Can’t recommend this series enough, it’s awesome!
Be warned though, if you’re squeamish in any way, this series is very much NOT for you. Lots of gore.

- Flick xx

This graphite illustration involved drawing a skull specimen and then reconstructing what the persons face might have looked like using knowledge of muscles, tissue depth, age, race, sex…etc.


New York’s Chief Medical Examiner Seeks to Lead in DNA Research

Dr. Sampson, who had been acting chief since 2013, officially took the helm in December with the goal of pushing state-of-the-art research in DNA evidence collection and genetic investigations of mysterious deaths. But she does so at a time when the office is seeking to right itself after high-profile mistakes — a technician’s mishandling of rape evidence; a body that went missing — sparked city investigations and risked tarnishing its reputation.

More recently, the medical examiner’s office also found itself thrust into the debate over the police killing of Eric Garner on Staten Island after the agency officially linked his death to an officer’s chokehold.
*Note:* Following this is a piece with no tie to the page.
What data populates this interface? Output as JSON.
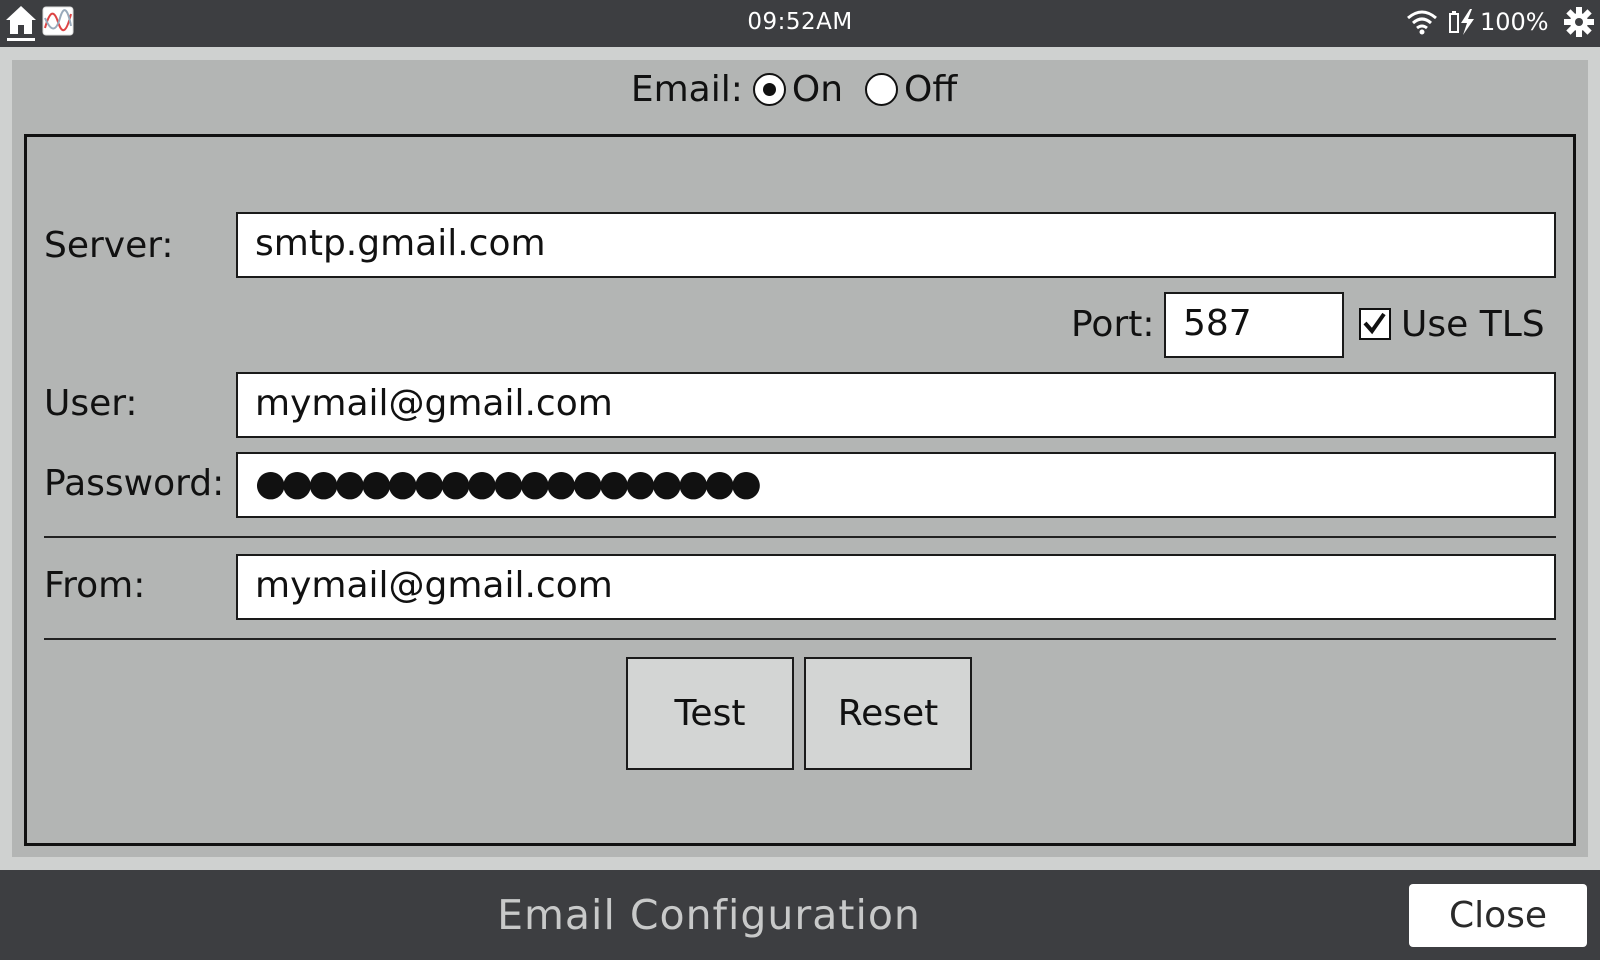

In an interview in her office, shortly after her appointment, Dr. Sampson said she hoped that a focus on quality assurance, along with a new lab supervisor and a 24-hour operations center for tracking bodies as they move from street to morgue, would curb human errors. She said that those isolated mistakes had not undermined the advanced science that was performed at the lab and was often presented at trial.

“The science was never in question,” she said.

Despite the sheen of forensic testing in television crime dramas, it remains a profession troubled by an image problem. “It’s not a glamorous field,” Dr. Sampson conceded.

At the same time, it is one that increasingly attracts women. A majority of the medical examiners in New York City are women, Dr. Sampson said.

While most of her own mentors were men, including Dr. Hirsch, she said she did have one important female role model: her mother, who graduated from medical school in 1960 when there were few women doing so.

“She always told me if you want to do it, you can do it,” Dr. Sampson said. “That’s how I was raised; that’s how I hope I’m raising my daughter.”

The New York Times